In 1908 when building started on the new stone church, they were still using mules and drags or sleds to move material. The building agreement was for $12,303.05. It was decided to build a parsonage as part of the church. The pastor’s family’s living quarters consisted of the current “parlor” area, the current “gathering room,” and rooms upstairs. The parsonage in the church was quite unique among the churches of the north is a step toward the famous institutional church in that the parsonage or residence of the pastor and his family will be in the church build. One of our previous member’s son remembers being baptized in the pastor’s living room which is now the gathering room. Another of our current members lived in the parsonage after being born in 1948 (?) when his father was pastor.
The cornerstone was laid on Jun3 27, 1908 by the Masons and contained one copy each of the following items: the Holy Bible, Methodist Hymn Book, 1904 Discipline of the Methodist Episcopal Church, minutes of the 1907 Detroit Conference, New York Christian Advocate, Michigan Christian Advocate, and Menominee Herald-Leader dated June 26, 1908. The church building was dedicated on Feb. 28, 1909, with Mayor Spies as General Chairman of the exercises. Bishop McIntyre preached from the text “My house shall be called a house of prayer.” On Monday evening his famous lecture “Buttoned Up People” was given.

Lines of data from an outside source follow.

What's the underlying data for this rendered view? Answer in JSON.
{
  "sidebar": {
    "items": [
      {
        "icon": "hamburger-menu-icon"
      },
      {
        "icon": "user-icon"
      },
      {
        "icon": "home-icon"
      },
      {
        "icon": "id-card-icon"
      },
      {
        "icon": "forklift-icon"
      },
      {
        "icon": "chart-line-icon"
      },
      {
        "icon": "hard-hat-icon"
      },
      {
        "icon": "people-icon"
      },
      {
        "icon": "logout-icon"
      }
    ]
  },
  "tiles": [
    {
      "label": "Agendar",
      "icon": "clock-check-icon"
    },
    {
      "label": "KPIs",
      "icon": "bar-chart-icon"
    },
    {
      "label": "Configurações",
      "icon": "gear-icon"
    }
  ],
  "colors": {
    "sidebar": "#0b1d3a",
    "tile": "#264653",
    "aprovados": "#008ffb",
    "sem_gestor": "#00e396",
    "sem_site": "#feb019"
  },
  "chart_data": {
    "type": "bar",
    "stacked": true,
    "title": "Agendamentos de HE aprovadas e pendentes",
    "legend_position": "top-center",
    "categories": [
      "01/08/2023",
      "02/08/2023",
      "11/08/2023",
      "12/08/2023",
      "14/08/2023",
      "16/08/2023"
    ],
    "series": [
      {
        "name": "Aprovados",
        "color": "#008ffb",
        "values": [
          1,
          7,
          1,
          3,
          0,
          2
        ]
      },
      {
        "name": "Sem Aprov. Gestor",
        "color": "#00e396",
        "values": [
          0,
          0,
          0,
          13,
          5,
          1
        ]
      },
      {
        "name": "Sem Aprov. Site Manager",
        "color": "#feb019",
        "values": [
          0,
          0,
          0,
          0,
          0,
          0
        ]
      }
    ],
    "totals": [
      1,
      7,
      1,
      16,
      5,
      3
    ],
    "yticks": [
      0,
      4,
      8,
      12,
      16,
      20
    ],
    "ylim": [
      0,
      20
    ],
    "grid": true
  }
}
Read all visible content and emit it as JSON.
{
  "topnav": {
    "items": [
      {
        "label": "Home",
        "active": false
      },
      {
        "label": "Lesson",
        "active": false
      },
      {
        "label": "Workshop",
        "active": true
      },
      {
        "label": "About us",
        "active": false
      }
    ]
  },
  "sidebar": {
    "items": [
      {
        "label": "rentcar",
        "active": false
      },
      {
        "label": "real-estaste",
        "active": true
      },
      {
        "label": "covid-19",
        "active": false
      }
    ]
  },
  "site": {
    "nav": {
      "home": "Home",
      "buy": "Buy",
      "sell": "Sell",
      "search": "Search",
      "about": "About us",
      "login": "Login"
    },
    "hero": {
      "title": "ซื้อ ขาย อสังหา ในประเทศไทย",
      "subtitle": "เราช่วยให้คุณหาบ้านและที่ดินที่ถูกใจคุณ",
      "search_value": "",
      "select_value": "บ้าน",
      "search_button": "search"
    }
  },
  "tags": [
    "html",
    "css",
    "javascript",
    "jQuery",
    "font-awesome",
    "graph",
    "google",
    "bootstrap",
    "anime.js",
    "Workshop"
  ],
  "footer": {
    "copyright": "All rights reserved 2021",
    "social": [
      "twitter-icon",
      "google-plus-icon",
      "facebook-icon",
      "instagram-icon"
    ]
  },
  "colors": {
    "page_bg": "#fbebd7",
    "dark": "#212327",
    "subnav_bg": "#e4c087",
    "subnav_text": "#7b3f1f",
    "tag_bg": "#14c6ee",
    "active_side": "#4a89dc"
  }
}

Marion Jessie Hall was a teacher in town and also a Sunday school teacher at this church. She lived about two blocks away, owning two houses; one she lived in and the others she rented. On her death on Dec. 25, 1951, she left the two houses to the church. They were sold and a parsonage home was purchased in 1953. The freed up the former parsonage rooms for Sunday school rooms that were named Marion Jessie Hall rooms.
We have gone from the Methodist Episcopal Church with twelve charter members on July 18, 1872, until in 1939 there was a merger of the United Methodist Episcopal Church, the Methodist Episcopal Church-South, and the Methodist Protestant Church. We were known simply as the Methodist Church until 1942-43 when the pastor was William Clyde Donald II. At the time he was in his last year at Garrett Theological Seminary. His father was a prominent minister in the Detroit Conference so Rev. Donald had much familiarity with churches and church names. The nameless state of the church in Menominee irked him so that on all church bulletins and publications he began using the name First Methodist church to get away from mediocre namelessness in an innocuous way. No one ever objected and it was called that until 1968 when it became First United Methodist.
On April 23, 1968, The United Methodist Church was created when The Evangelical United Brethren Church, and The Methodist Church joined hands at the constituting General Conference in Dallas, Texas. With the words, “Lord of the Church, we are united in Thee, in Thy Church and now in The United Methodist Church,” the new denomination was given birth by two churches that had distinguished histories and influential ministries in various parts of the world. Theological traditions steeped in the Protestant Reformation and Wesleyanism and relationships that dated back almost two hundred years facilitated the union.
In 2008 a significant remodel and addition was undertaken. The beautiful sanctuary only received cosmetic changes. The pastor’s study with its original wood floors is now our parlor and what once was a hall and Sunday school room is now a gathering area. Access for all was created by installing a lift that goes to the three main areas of the church; entry, fellowship hall, and the gathering area, parlor, and sanctuary.
This church home has certainly seen change but whether it is wood or stone, large or small, new or old, this is a place of God. We hope we stand for and work for God for many years to come.